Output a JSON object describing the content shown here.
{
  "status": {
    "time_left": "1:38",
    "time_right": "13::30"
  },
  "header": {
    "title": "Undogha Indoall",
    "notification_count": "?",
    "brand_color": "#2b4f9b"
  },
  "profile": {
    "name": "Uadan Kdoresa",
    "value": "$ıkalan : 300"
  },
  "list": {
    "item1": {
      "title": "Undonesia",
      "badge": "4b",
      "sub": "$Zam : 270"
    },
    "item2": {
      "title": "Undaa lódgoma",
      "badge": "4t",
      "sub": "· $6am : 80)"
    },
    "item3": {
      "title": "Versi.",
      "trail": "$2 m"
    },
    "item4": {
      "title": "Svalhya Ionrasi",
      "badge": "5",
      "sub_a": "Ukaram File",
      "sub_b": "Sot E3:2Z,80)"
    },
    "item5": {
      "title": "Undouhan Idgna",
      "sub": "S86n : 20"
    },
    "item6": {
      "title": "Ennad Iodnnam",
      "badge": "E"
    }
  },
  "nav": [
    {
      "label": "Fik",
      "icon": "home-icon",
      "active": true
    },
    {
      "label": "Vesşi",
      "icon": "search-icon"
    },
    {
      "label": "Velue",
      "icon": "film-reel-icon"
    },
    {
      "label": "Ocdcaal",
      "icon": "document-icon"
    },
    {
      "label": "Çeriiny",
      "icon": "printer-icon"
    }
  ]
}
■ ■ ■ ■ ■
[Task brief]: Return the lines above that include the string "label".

[Finished task]:
      "label": "Fik",
      "label": "Vesşi",
      "label": "Velue",
      "label": "Ocdcaal",
      "label": "Çeriiny",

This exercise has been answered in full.